A House committee rejected a measure Tuesday that critics said would allow creationism and intelligent design into public school classrooms.
Rep. Sally Kern, the author of House Bill 1551, said her measure would allow teachers the freedom to teach without fear of losing their jobs and to teach various scientific theories.
“We want to make sure all science is taught,” said Kern, R-Oklahoma City.
Rep. Fred Jordan, a member of the House of Representatives Common Education Committee, said he was concerned the measure was too
“This bill is running circles around itself, and it's going to make it harder and harder for teachers to know what to do in the classroom,” said Jordan, R-Jenks.
“We're opening the door for teachers to kind of say whatever they want to say, whether it's religious issues, creation, evolution,” he said. “I really feel like we're opening the door to where any and everything can come in.”
The Education Committee failed to pass HB 1551 out of committee. The measure failed, 7-9, but it is not a final action. Kern could ask the committee to bring it up again this session or next year.
Kern said several times the measure was not intended to bring religious beliefs, such as creationism, into the classroom. The bill states it was to protect the teaching of scientific information and shall not be construed to promote any religious or nonreligious doctrine.
“Religion belongs in a philosophy class or a religion class,” she said. “There's no protection in this bill for any kind of religious thought, any kind of religious thinking, any creationism.
“The curriculum is not going to change. This is not to hinder science.”
Kern said an e-mail campaign against her bill led to her measure's

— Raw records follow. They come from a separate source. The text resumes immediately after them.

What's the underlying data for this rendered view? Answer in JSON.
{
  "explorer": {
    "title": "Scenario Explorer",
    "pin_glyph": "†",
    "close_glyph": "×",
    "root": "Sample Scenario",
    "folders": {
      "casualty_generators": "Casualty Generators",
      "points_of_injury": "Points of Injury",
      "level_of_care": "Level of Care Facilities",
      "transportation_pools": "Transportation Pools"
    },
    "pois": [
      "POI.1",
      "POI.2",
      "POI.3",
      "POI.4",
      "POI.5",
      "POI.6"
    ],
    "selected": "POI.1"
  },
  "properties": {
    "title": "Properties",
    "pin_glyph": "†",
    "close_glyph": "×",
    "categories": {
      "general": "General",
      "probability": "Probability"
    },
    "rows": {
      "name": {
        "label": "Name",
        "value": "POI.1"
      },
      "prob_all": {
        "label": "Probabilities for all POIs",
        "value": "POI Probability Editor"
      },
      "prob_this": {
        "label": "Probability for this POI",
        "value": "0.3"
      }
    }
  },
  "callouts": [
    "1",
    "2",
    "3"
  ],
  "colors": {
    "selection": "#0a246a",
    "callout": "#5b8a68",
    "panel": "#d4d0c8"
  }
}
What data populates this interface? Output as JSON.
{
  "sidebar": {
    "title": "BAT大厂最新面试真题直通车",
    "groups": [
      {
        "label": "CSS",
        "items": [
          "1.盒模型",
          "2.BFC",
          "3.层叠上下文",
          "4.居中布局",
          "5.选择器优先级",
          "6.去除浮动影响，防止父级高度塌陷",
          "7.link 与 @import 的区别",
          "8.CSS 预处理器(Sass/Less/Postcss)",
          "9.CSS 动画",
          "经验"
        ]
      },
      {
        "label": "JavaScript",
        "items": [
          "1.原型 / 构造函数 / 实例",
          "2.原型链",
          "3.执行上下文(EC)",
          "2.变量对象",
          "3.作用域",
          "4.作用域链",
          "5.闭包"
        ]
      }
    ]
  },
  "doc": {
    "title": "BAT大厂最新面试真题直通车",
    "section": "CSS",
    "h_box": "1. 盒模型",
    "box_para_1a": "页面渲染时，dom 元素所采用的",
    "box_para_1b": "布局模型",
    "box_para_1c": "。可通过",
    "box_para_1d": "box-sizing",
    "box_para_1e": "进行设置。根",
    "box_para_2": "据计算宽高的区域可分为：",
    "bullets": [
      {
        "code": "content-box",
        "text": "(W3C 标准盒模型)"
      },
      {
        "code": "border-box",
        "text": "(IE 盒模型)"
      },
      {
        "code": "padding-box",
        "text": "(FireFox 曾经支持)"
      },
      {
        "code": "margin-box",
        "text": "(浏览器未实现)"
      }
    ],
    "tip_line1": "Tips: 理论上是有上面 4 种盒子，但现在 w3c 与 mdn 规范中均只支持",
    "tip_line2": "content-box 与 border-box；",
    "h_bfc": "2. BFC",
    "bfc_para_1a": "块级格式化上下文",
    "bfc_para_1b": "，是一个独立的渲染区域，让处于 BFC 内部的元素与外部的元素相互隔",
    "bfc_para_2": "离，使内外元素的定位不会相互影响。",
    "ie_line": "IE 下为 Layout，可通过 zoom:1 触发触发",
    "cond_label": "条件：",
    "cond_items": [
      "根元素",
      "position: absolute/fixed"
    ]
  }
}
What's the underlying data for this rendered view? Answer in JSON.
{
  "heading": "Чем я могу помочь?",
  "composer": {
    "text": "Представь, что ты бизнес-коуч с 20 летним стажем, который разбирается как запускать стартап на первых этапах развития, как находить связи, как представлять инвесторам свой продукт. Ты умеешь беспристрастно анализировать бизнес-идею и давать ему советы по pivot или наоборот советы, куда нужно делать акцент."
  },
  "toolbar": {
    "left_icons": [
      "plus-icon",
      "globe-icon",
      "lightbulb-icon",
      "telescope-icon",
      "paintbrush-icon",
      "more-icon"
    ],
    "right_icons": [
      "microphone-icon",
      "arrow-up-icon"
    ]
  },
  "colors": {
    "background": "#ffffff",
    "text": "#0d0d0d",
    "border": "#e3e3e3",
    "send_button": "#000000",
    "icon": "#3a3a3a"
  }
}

“Members were influenced by a lot of misrepresentation and outright lies that were put out,” she said after the meeting. “It does not hurt science; it helps science. ... It had nothing to do with creationism.”
David Grow, of Edmond, a retired zoologist with the Oklahoma City Zoo, told committee members passage of HB 1555 could allow “scientific literature written for popular consumption” to be brought into classrooms.
“What they're considering science is not recognized as science by the scientific community,” Grow said after the meeting. “And they will be introducing intelligent design ideas and criticisms of evolution based on unfactual claims about evolution. ... This isn't about science; this is anti-